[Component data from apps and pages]
- - - -
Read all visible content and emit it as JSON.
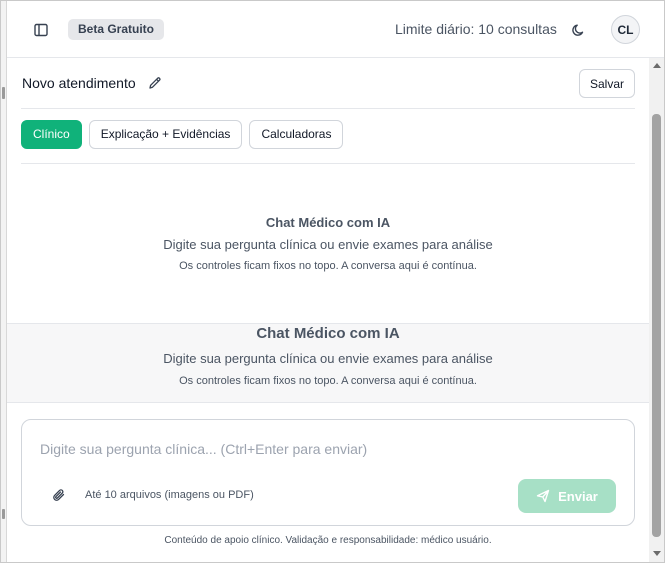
{
  "header": {
    "badge": "Beta Gratuito",
    "limit_text": "Limite diário: 10 consultas",
    "avatar_initials": "CL",
    "sidebar_icon": "sidebar-panel-icon",
    "theme_icon": "moon-icon"
  },
  "session": {
    "title": "Novo atendimento",
    "edit_icon": "pencil-icon",
    "save_label": "Salvar"
  },
  "tabs": [
    {
      "label": "Clínico",
      "active": true
    },
    {
      "label": "Explicação + Evidências",
      "active": false
    },
    {
      "label": "Calculadoras",
      "active": false
    }
  ],
  "empty_state": {
    "title": "Chat Médico com IA",
    "subtitle": "Digite sua pergunta clínica ou envie exames para análise",
    "note": "Os controles ficam fixos no topo. A conversa aqui é contínua."
  },
  "composer": {
    "placeholder": "Digite sua pergunta clínica... (Ctrl+Enter para enviar)",
    "attach_icon": "paperclip-icon",
    "attach_hint": "Até 10 arquivos (imagens ou PDF)",
    "send_label": "Enviar",
    "send_icon": "send-icon"
  },
  "footer": {
    "disclaimer": "Conteúdo de apoio clínico. Validação e responsabilidade: médico usuário."
  },
  "colors": {
    "accent": "#10b27a",
    "send_disabled": "#a7e0c6"
  }
}
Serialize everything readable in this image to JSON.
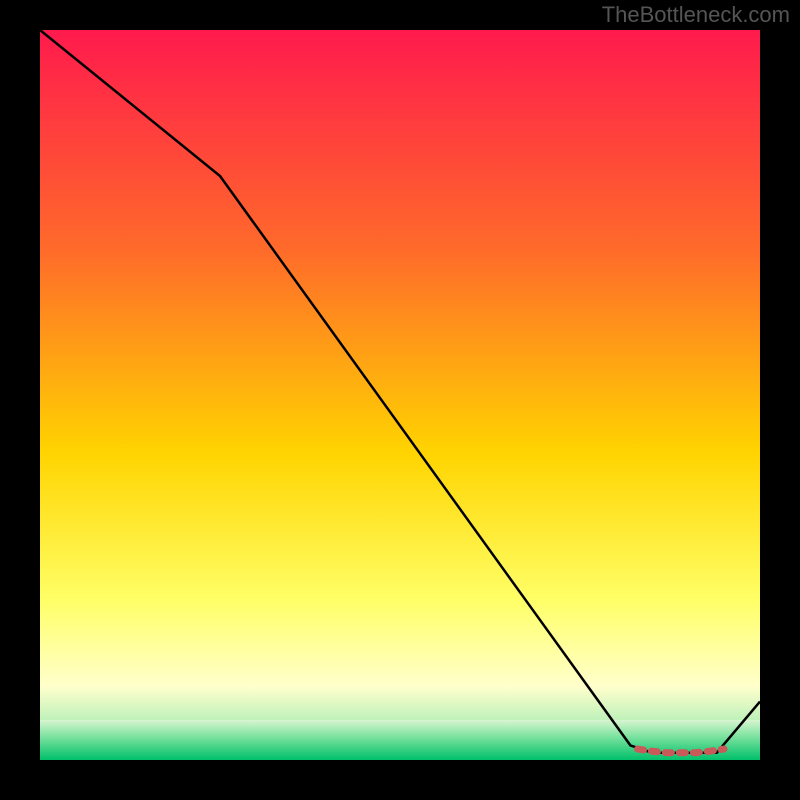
{
  "attribution": "TheBottleneck.com",
  "palette": {
    "gradient_top": "#ff1a4d",
    "gradient_mid1": "#ff6a2a",
    "gradient_mid2": "#ffd400",
    "gradient_lower": "#ffff66",
    "gradient_pale": "#ffffcc",
    "green_dark": "#00b060",
    "green_light": "#66e69e",
    "curve_main": "#000000",
    "curve_marker": "#c85a5a"
  },
  "chart_data": {
    "type": "line",
    "title": "",
    "xlabel": "",
    "ylabel": "",
    "xlim": [
      0,
      100
    ],
    "ylim": [
      0,
      100
    ],
    "series": [
      {
        "name": "bottleneck-curve",
        "x": [
          0,
          25,
          82,
          85,
          94,
          100
        ],
        "values": [
          100,
          80,
          2,
          1,
          1,
          8
        ]
      },
      {
        "name": "optimal-band",
        "x": [
          83,
          85,
          87,
          89,
          91,
          93,
          95
        ],
        "values": [
          1.5,
          1.2,
          1.0,
          1.0,
          1.0,
          1.2,
          1.5
        ]
      }
    ],
    "gradient_stops": [
      {
        "pct": 0,
        "color": "#ff1a4d"
      },
      {
        "pct": 30,
        "color": "#ff6a2a"
      },
      {
        "pct": 58,
        "color": "#ffd400"
      },
      {
        "pct": 78,
        "color": "#ffff66"
      },
      {
        "pct": 90,
        "color": "#ffffcc"
      },
      {
        "pct": 95,
        "color": "#b8f0b8"
      },
      {
        "pct": 100,
        "color": "#00c96e"
      }
    ]
  }
}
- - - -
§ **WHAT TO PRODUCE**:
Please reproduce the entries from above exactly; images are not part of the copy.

§ **EXERCISE SOLUTION**:
Read all visible content and emit it as JSON.
{
  "header": {
    "badge": "Beta Gratuito",
    "limit_text": "Limite diário: 10 consultas",
    "avatar_initials": "CL",
    "sidebar_icon": "sidebar-panel-icon",
    "theme_icon": "moon-icon"
  },
  "session": {
    "title": "Novo atendimento",
    "edit_icon": "pencil-icon",
    "save_label": "Salvar"
  },
  "tabs": [
    {
      "label": "Clínico",
      "active": true
    },
    {
      "label": "Explicação + Evidências",
      "active": false
    },
    {
      "label": "Calculadoras",
      "active": false
    }
  ],
  "empty_state": {
    "title": "Chat Médico com IA",
    "subtitle": "Digite sua pergunta clínica ou envie exames para análise",
    "note": "Os controles ficam fixos no topo. A conversa aqui é contínua."
  },
  "composer": {
    "placeholder": "Digite sua pergunta clínica... (Ctrl+Enter para enviar)",
    "attach_icon": "paperclip-icon",
    "attach_hint": "Até 10 arquivos (imagens ou PDF)",
    "send_label": "Enviar",
    "send_icon": "send-icon"
  },
  "footer": {
    "disclaimer": "Conteúdo de apoio clínico. Validação e responsabilidade: médico usuário."
  },
  "colors": {
    "accent": "#10b27a",
    "send_disabled": "#a7e0c6"
  }
}
Serialize everything readable in this image to JSON.
{
  "attribution": "TheBottleneck.com",
  "palette": {
    "gradient_top": "#ff1a4d",
    "gradient_mid1": "#ff6a2a",
    "gradient_mid2": "#ffd400",
    "gradient_lower": "#ffff66",
    "gradient_pale": "#ffffcc",
    "green_dark": "#00b060",
    "green_light": "#66e69e",
    "curve_main": "#000000",
    "curve_marker": "#c85a5a"
  },
  "chart_data": {
    "type": "line",
    "title": "",
    "xlabel": "",
    "ylabel": "",
    "xlim": [
      0,
      100
    ],
    "ylim": [
      0,
      100
    ],
    "series": [
      {
        "name": "bottleneck-curve",
        "x": [
          0,
          25,
          82,
          85,
          94,
          100
        ],
        "values": [
          100,
          80,
          2,
          1,
          1,
          8
        ]
      },
      {
        "name": "optimal-band",
        "x": [
          83,
          85,
          87,
          89,
          91,
          93,
          95
        ],
        "values": [
          1.5,
          1.2,
          1.0,
          1.0,
          1.0,
          1.2,
          1.5
        ]
      }
    ],
    "gradient_stops": [
      {
        "pct": 0,
        "color": "#ff1a4d"
      },
      {
        "pct": 30,
        "color": "#ff6a2a"
      },
      {
        "pct": 58,
        "color": "#ffd400"
      },
      {
        "pct": 78,
        "color": "#ffff66"
      },
      {
        "pct": 90,
        "color": "#ffffcc"
      },
      {
        "pct": 95,
        "color": "#b8f0b8"
      },
      {
        "pct": 100,
        "color": "#00c96e"
      }
    ]
  }
}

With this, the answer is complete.